The high-purity manganese market may face a deficit as early as 2024, according to people in the industry heard by MINING.COM.
An essential component of the steel-making process, manganese has played an increasing role in the battery market. The metal sulphate is an important stabilizing ingredient in the cathodes of batteries widely used in electric vehicles and electronics.
Volkswagen, Mercedes, Tesla, and GM are among the companies that have announced intentions to use high-purity manganese in their cars. A Chevy Bolt, for example, can contain over 24 kg of manganese.
“The reason nobody is talking about manganese is that it’s very cheap, and it’s taken for granted,” said Andrew Zemek, special adviser at CPM Group.
While the lithium price has skyrocketed over the last couple of years, passing $80,000 per tonne and other metals like cobalt and copper reached over $8,000 per tonne, manganese sulphate costs less than $1,000 per tonne in China.
But increasing demand from the EV industry and the subsequent deficit of high-purity manganese may impact the metal price in 18 or 24 months, according to Euro Manganese CEO Matt James.
“There’s been a build-out of manganese sulphate capacity in China and that has been enough to feed the current demands of the battery industry,” James told MINING.com. “But going forward, we’re going to see significant growth in both the European and North American battery industry. Both of those will require their own supply chains.”
“As the market looks to source locally, in North America because of the Inflation Reduction Act(IRA) or Europe because of geopolitics, when they start to look at the high-purity capacity in both of those regions, it is very very small,” James said.
“The Chinese price does not reflect a western price. The price today in Europe and North America commands a significant premium,” said James.
People in the industry estimate the price at $3,300 per tonne by 2027 — growing to $4,000 by 2031 for Europe and North America, considering the cost of freight from China and costs with green credentials.
Over 92% of high-purity manganese sulphate conversion capacity is in China. Currently, only two plants outside of China are in production, one in Japan and the other in Belgium.
Vibrantz Technologies produces high-purity manganese in Belgium and sources its ore from South Africa, Gabon, and Brazil.
The other producer outside China is Nippon Denko in Japan, which also uses imported ore.
Combined, these two facilities produce around 5% of the global high-purity manganese sulphate.
“I don’t see a risk of shortage in the short term because so much capacity is being built in China,” said Aloys d’Harambure, executive director of the International Manganese Institute.
However, the market may have to adjust with the United States and Europe moving to build their own supply chain of battery materials.
“The environmental, social, and governance procedures in China are sometimes not as strict as in other, European and North American and, some African countries. The cost of high manganese sulphate that you see from China is not realistic from the rest of the industry,” said d’Harambure.
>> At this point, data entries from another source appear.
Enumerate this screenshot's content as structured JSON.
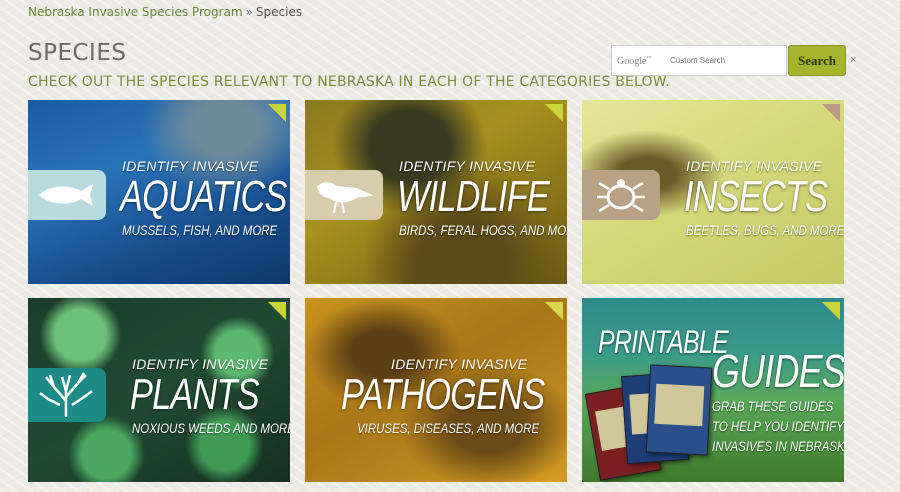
{
  "breadcrumb": {
    "home_label": "Nebraska Invasive Species Program",
    "separator": "»",
    "current_label": "Species"
  },
  "header": {
    "title": "SPECIES",
    "subtitle": "CHECK OUT THE SPECIES RELEVANT TO NEBRASKA IN EACH OF THE CATEGORIES BELOW."
  },
  "search": {
    "logo_text": "Google",
    "placeholder": "Custom Search",
    "button_label": "Search",
    "clear_label": "×"
  },
  "tiles": [
    {
      "kicker": "IDENTIFY INVASIVE",
      "title": "AQUATICS",
      "sub": "MUSSELS, FISH, AND MORE",
      "icon": "fish-icon",
      "badge_color": "#b9dbe0",
      "corner_color": "#c8d43a"
    },
    {
      "kicker": "IDENTIFY INVASIVE",
      "title": "WILDLIFE",
      "sub": "BIRDS, FERAL HOGS, AND MORE",
      "icon": "bird-icon",
      "badge_color": "#d8ccae",
      "corner_color": "#c8d43a"
    },
    {
      "kicker": "IDENTIFY INVASIVE",
      "title": "INSECTS",
      "sub": "BEETLES, BUGS, AND MORE",
      "icon": "beetle-icon",
      "badge_color": "#b8a184",
      "corner_color": "#b89a86"
    },
    {
      "kicker": "IDENTIFY INVASIVE",
      "title": "PLANTS",
      "sub": "NOXIOUS WEEDS AND MORE",
      "icon": "plant-icon",
      "badge_color": "#1e8c86",
      "corner_color": "#c8d43a"
    },
    {
      "kicker": "IDENTIFY INVASIVE",
      "title": "PATHOGENS",
      "sub": "VIRUSES, DISEASES, AND MORE",
      "icon": "",
      "badge_color": "",
      "corner_color": "#d8d84a"
    },
    {
      "kicker": "PRINTABLE",
      "title": "GUIDES",
      "sub_lines": [
        "GRAB THESE GUIDES",
        "TO HELP YOU IDENTIFY",
        "INVASIVES IN NEBRASKA"
      ],
      "icon": "guides-books-icon",
      "corner_color": "#c8d43a"
    }
  ]
}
According to Sam Jaffe, VP of battery storage solutions for E Source, China can always “blow out” the North American and European competitors if it chooses to do so.
But that dynamic is changing.
“As we move to intracontinental supply chains, China remains a huge factor in the high-purity manganese market, but it’s not the single determinant of where those markets will move,” said Jaffe.
By 2031, North America is expected to require over 200Kt of high-purity manganese annually.
The continent, however, has no current high-purity manganese processing capacity to supply a large number of battery gigafactories and cathode plants under development.
South32 is developing the first new US manganese mine in decades. The company has allocated $55 million of capital expenditure to work on the Hermosa project in Arizona for the current fiscal year and expects to begin a pre-feasibility study before mid-2023.
In Europe, Euro Manganese is developing its Chvaletice Project in the Czech Republic, the only sizeable, classified resource of manganese in the European Union.
The project entails re-processing manganese deposits contained in waste (tailings) from a decommissioned mine that operated between 1951 and 1975.
The company plans to convert the carbonate to high-purity manganese metal and sulphate and send it to Euro Manganese’s planned processing facility in Quebec where it will be converted into a liquid sulphate. The site is adjacent to two proposed cathode plants allowing the liquid sulphate to be piped directly into the cathode production processes.
“Going forward, we’re going to see a European battery industry and a North American battery industry,” said Jaffe. “Both of those are growing at a tremendous pace and are gonna require their own supply chains, including a supply chain for manganese. And when you thinking about moving forward, I would talk about 10 years from now or over the next five years.”